Your assignment: Below are entries; count each line that holds the word "title" and report the number without any other words.

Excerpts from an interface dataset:

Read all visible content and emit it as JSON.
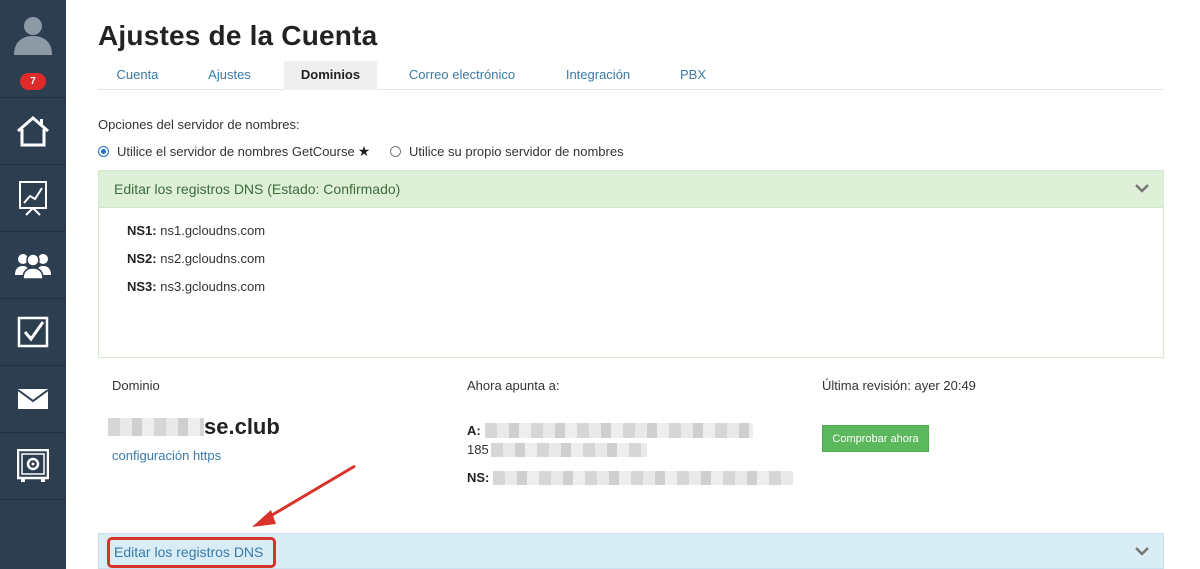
{
  "sidebar": {
    "notification_count": "7",
    "items": [
      {
        "name": "home"
      },
      {
        "name": "analytics"
      },
      {
        "name": "users"
      },
      {
        "name": "tasks"
      },
      {
        "name": "messages"
      },
      {
        "name": "settings"
      }
    ]
  },
  "page": {
    "title": "Ajustes de la Cuenta"
  },
  "tabs": [
    {
      "label": "Cuenta",
      "active": false
    },
    {
      "label": "Ajustes",
      "active": false
    },
    {
      "label": "Dominios",
      "active": true
    },
    {
      "label": "Correo electrónico",
      "active": false
    },
    {
      "label": "Integración",
      "active": false
    },
    {
      "label": "PBX",
      "active": false
    }
  ],
  "nameserver": {
    "label": "Opciones del servidor de nombres:",
    "option_getcourse": "Utilice el servidor de nombres GetCourse",
    "option_own": "Utilice su propio servidor de nombres",
    "selected": "getcourse"
  },
  "dns_panel": {
    "title": "Editar los registros DNS (Estado: Confirmado)",
    "records": [
      {
        "key": "NS1:",
        "value": "ns1.gcloudns.com"
      },
      {
        "key": "NS2:",
        "value": "ns2.gcloudns.com"
      },
      {
        "key": "NS3:",
        "value": "ns3.gcloudns.com"
      }
    ]
  },
  "domain_info": {
    "domain_label": "Dominio",
    "points_label": "Ahora apunta a:",
    "last_check_label": "Última revisión: ayer 20:49",
    "domain_suffix": "se.club",
    "https_link": "configuración https",
    "a_key": "A:",
    "a_second_line_prefix": "185",
    "ns_key": "NS:",
    "check_button": "Comprobar ahora"
  },
  "dns_panel_2": {
    "title": "Editar los registros DNS"
  },
  "colors": {
    "sidebar_bg": "#2c3e50",
    "badge": "#e02b2b",
    "link": "#3a7aa8",
    "success_panel": "#dff0d8",
    "info_panel": "#d9edf7",
    "button_green": "#5cb85c",
    "annotation_red": "#d9342b"
  }
}
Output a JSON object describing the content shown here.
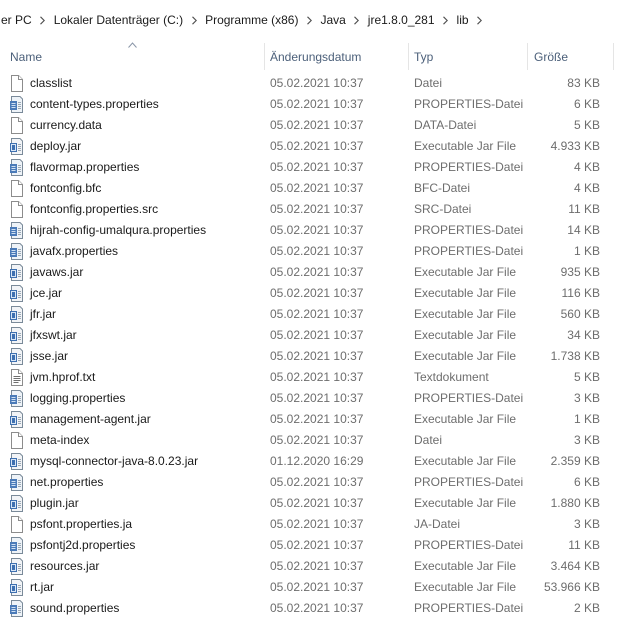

Output: 3